Archive Article: New York: Garbage Capital Of The World. 27 Sep 02
December 29, 2008

I have just returned from New York City for September 11-related events. As always, I very much enjoyed my time in the city. It is one of the world’s most exciting cities. Unfortunately, it is also a city with major pollution problems.

The Earth Policy Institute, based in Washington DC, has just issued a short report on New York as the “Garbage Capital of the World”. 11,000 tons of garbage are produced each day in the city. If all this garbage were placed in a line of garbage trucks, the line of trucks would run for nearly nine miles.

Most of the garbage is dumped in landfills. The city’s garbage is now trucked to other states, some as far away as 300 miles. Meanwhile, Pennsylvania is thinking of reducing the amount of garbage it imports from other states because it is running out of landfill sites. For every 40,000 tons of garbage added to a landfill, at least one acre of land is lost to future use. A large surrounding area is also lost as the landfill with its potentially toxic wastes must be isolated from residential areas.

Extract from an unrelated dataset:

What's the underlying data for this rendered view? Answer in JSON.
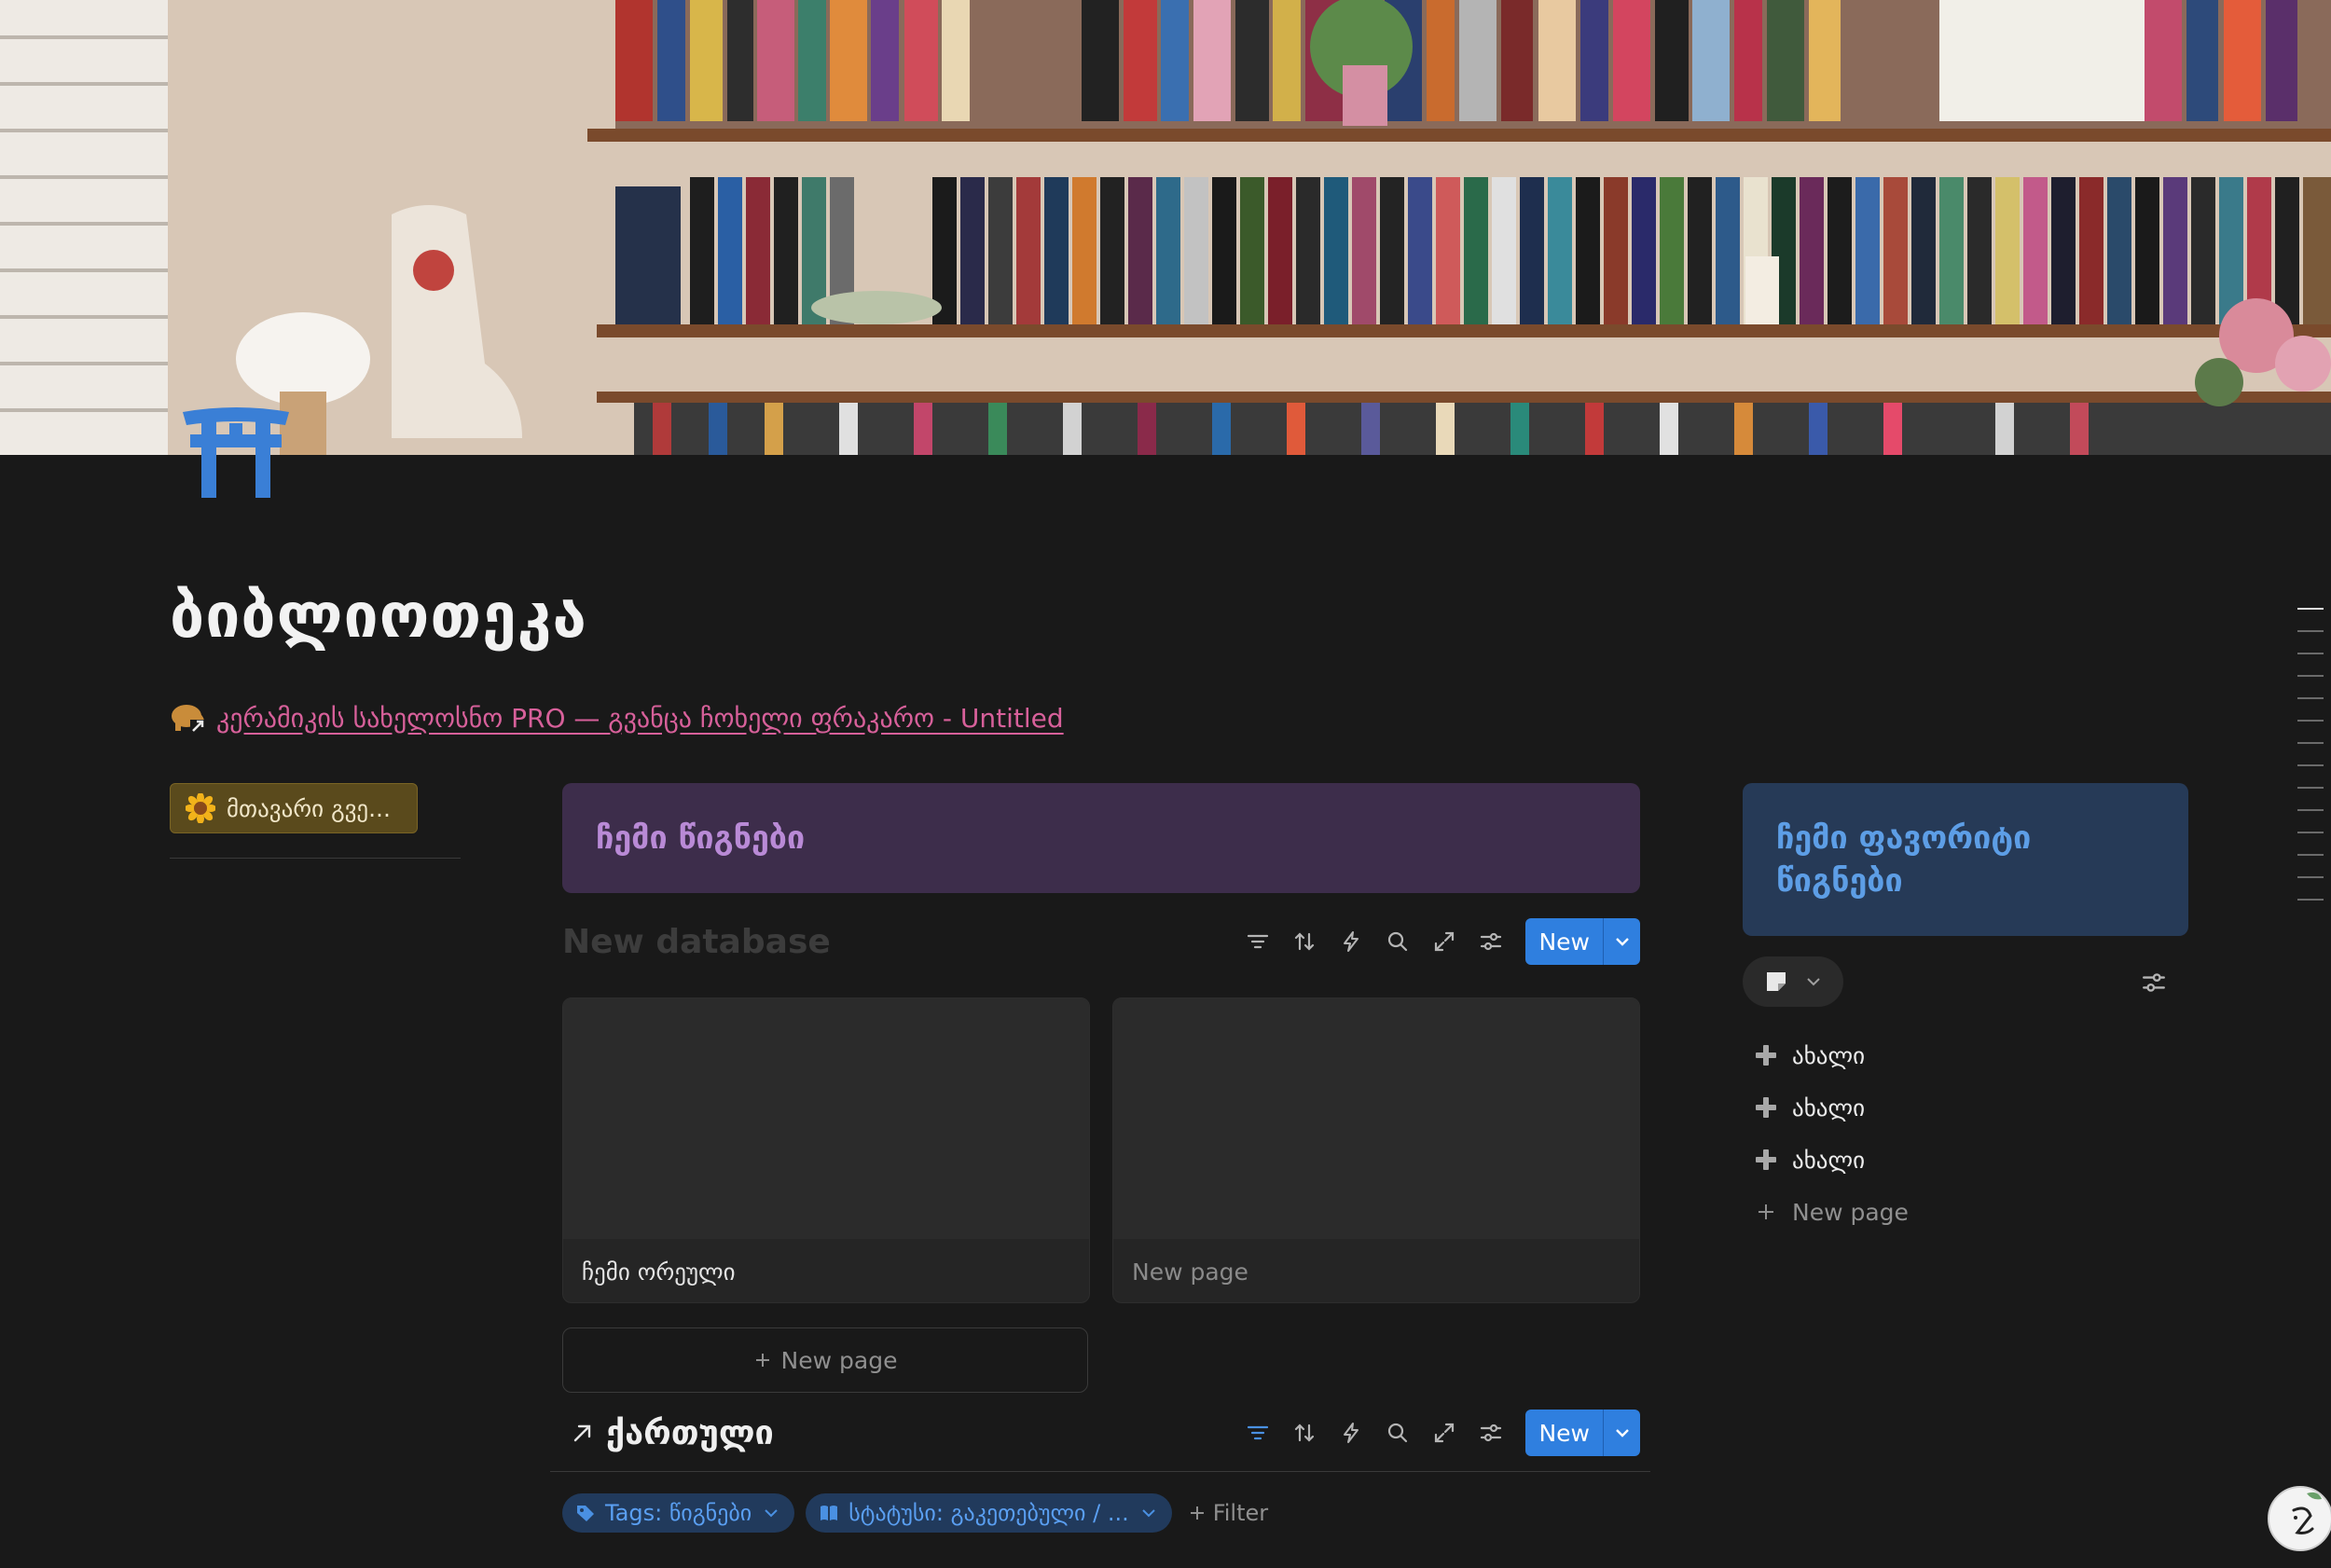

The amount of garbage in New York City is a manifestation of a more fundamental problem – the evolution of a global throwaway economy. The Earth Policy Institute sets out some examples of how accustomed we have become to a throwaway economy. We have substituted facial tissues for handkerchiefs, disposable paper towels for hand towels, disposal table napkins for cloth napkins, and throwaway beverage containers for refillable ones.

The challenge we now have is to replace the throwaway economy with a reduce/ reuse/ recycle economy. For cities like New York, the challenge is not so much what to do with the garbage, as it is how to avoid producing it in the first place. New York recycles only 18 per cent of its municipal waste. Los Angeles recycles 44 per cent and Chicago 47 pet cent.

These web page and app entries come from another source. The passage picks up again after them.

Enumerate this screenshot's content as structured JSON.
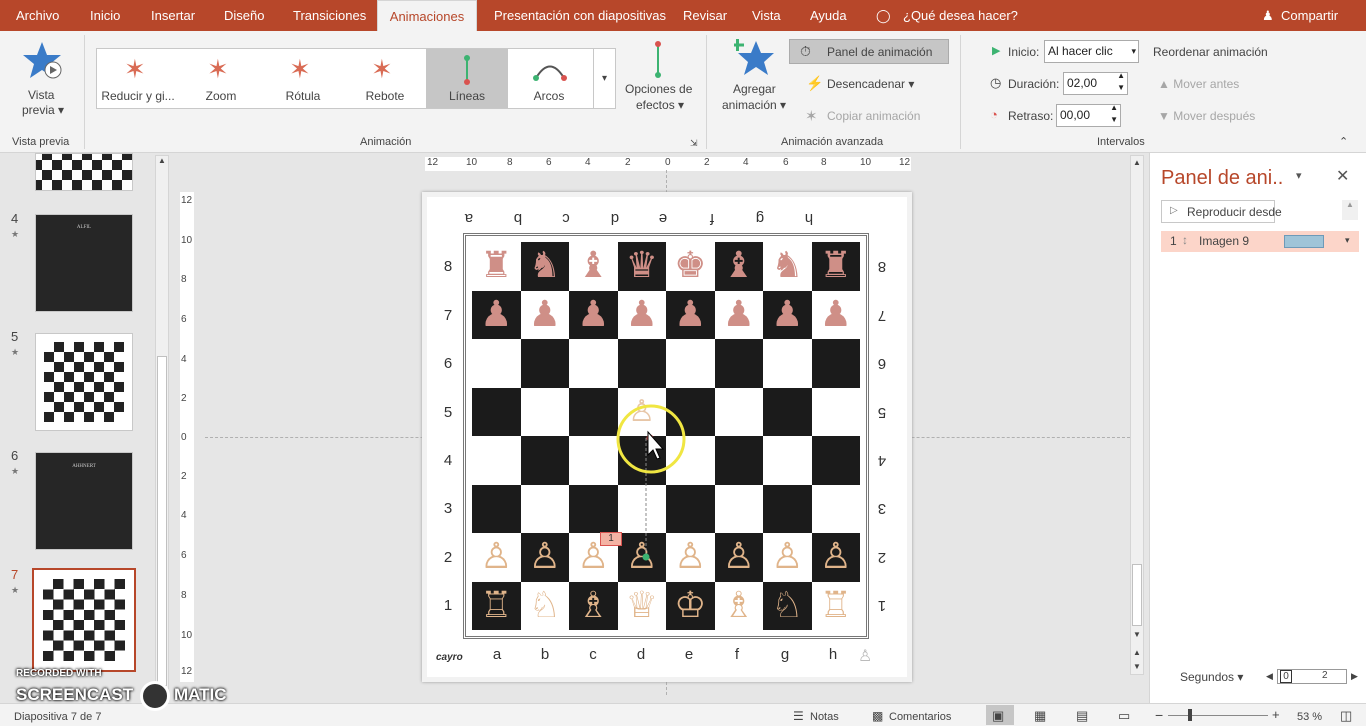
{
  "colors": {
    "accent": "#b7472a",
    "highlight": "#d5d5d5",
    "motion_path": "#3cb371",
    "cursor_highlight": "#f0e642",
    "slide_selected_border": "#b7472a"
  },
  "tabs": [
    {
      "label": "Archivo"
    },
    {
      "label": "Inicio"
    },
    {
      "label": "Insertar"
    },
    {
      "label": "Diseño"
    },
    {
      "label": "Transiciones"
    },
    {
      "label": "Animaciones",
      "active": true
    },
    {
      "label": "Presentación con diapositivas"
    },
    {
      "label": "Revisar"
    },
    {
      "label": "Vista"
    },
    {
      "label": "Ayuda"
    }
  ],
  "tellme": "¿Qué desea hacer?",
  "share": "Compartir",
  "ribbon": {
    "preview_label": "Vista\nprevia",
    "preview_line1": "Vista",
    "preview_line2": "previa",
    "group_preview": "Vista previa",
    "gallery": [
      {
        "label": "Reducir y gi...",
        "icon": "shrink-turn-star-icon"
      },
      {
        "label": "Zoom",
        "icon": "zoom-star-icon"
      },
      {
        "label": "Rótula",
        "icon": "swivel-star-icon"
      },
      {
        "label": "Rebote",
        "icon": "bounce-star-icon"
      },
      {
        "label": "Líneas",
        "icon": "lines-path-icon",
        "selected": true
      },
      {
        "label": "Arcos",
        "icon": "arcs-path-icon"
      }
    ],
    "effect_options_line1": "Opciones de",
    "effect_options_line2": "efectos",
    "group_animation": "Animación",
    "add_animation_line1": "Agregar",
    "add_animation_line2": "animación",
    "animation_pane": "Panel de animación",
    "trigger": "Desencadenar",
    "copy_animation": "Copiar animación",
    "group_advanced": "Animación avanzada",
    "start_label": "Inicio:",
    "start_value": "Al hacer clic",
    "duration_label": "Duración:",
    "duration_value": "02,00",
    "delay_label": "Retraso:",
    "delay_value": "00,00",
    "reorder_title": "Reordenar animación",
    "move_earlier": "Mover antes",
    "move_later": "Mover después",
    "group_timing": "Intervalos"
  },
  "slides": [
    {
      "num": "4",
      "type": "dark",
      "title": "ALFIL"
    },
    {
      "num": "5",
      "type": "chess"
    },
    {
      "num": "6",
      "type": "dark",
      "title": "AHHNERT"
    },
    {
      "num": "7",
      "type": "chess",
      "selected": true
    }
  ],
  "ruler": {
    "h_ticks": [
      "12",
      "10",
      "8",
      "6",
      "4",
      "2",
      "0",
      "2",
      "4",
      "6",
      "8",
      "10",
      "12"
    ],
    "v_ticks": [
      "12",
      "10",
      "8",
      "6",
      "4",
      "2",
      "0",
      "2",
      "4",
      "6",
      "8",
      "10",
      "12"
    ]
  },
  "board": {
    "files_top": [
      "a",
      "b",
      "c",
      "d",
      "e",
      "f",
      "g",
      "h"
    ],
    "files_bottom": [
      "a",
      "b",
      "c",
      "d",
      "e",
      "f",
      "g",
      "h"
    ],
    "ranks_left": [
      "8",
      "7",
      "6",
      "5",
      "4",
      "3",
      "2",
      "1"
    ],
    "ranks_right": [
      "8",
      "7",
      "6",
      "5",
      "4",
      "3",
      "2",
      "1"
    ],
    "brand": "cayro",
    "animation_tag": "1",
    "rows": [
      [
        "♜",
        "♞",
        "♝",
        "♛",
        "♚",
        "♝",
        "♞",
        "♜"
      ],
      [
        "♟",
        "♟",
        "♟",
        "♟",
        "♟",
        "♟",
        "♟",
        "♟"
      ],
      [
        "",
        "",
        "",
        "",
        "",
        "",
        "",
        ""
      ],
      [
        "",
        "",
        "",
        "♙",
        "",
        "",
        "",
        ""
      ],
      [
        "",
        "",
        "",
        "",
        "",
        "",
        "",
        ""
      ],
      [
        "",
        "",
        "",
        "",
        "",
        "",
        "",
        ""
      ],
      [
        "♙",
        "♙",
        "♙",
        "♙",
        "♙",
        "♙",
        "♙",
        "♙"
      ],
      [
        "♖",
        "♘",
        "♗",
        "♕",
        "♔",
        "♗",
        "♘",
        "♖"
      ]
    ]
  },
  "anim_pane": {
    "title": "Panel de ani..",
    "play_from": "Reproducir desde",
    "item_num": "1",
    "item_name": "Imagen 9",
    "footer_unit": "Segundos",
    "zoom_start": "0",
    "zoom_end": "2"
  },
  "status": {
    "slide_info": "Diapositiva 7 de 7",
    "notes": "Notas",
    "comments": "Comentarios",
    "zoom": "53 %"
  },
  "watermark": {
    "line1": "RECORDED WITH",
    "line2": "SCREENCAST",
    "line3": "MATIC"
  }
}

The real lessons come from overseas. For example, one way to solve the problem of single-use soft drink containers is simply to ban them. Denmark did this for soft drink in 1977 and in 1981 for beer containers. Cans now get recycled. A truck delivering containers of fresh drink has to travel back to the manufacturer to collect more supplies anyway, and so it might as well be taking back containers to be recycled (rather than just travel back empty).

Germany now gets 72 per cent of its paper from recycled fibre. With glass, aluminium and plastic, the potential recycling rates are even higher.

Another solution is to create, in effect, a landfill tax. There should be a tax on all throwaway products so that those who throw them away bear the direct cost. This will provide an incentive to make do for longer with less.

The Earth Policy Institute has many other ideas on what could be done.

To conclude, three decades ago, with the first international United Nations Conference on the environment, the task was to convince people that there was a problem with the environment. Now many people agree that more has to be done about protecting the environment. It is encouraging to see organizations like the Earth Policy Institute providing specific ideas on what can be done.

Broadcast On Friday 27th September 2002 On Radio 2GB’s “Brian Wilshire Programme” At 9pm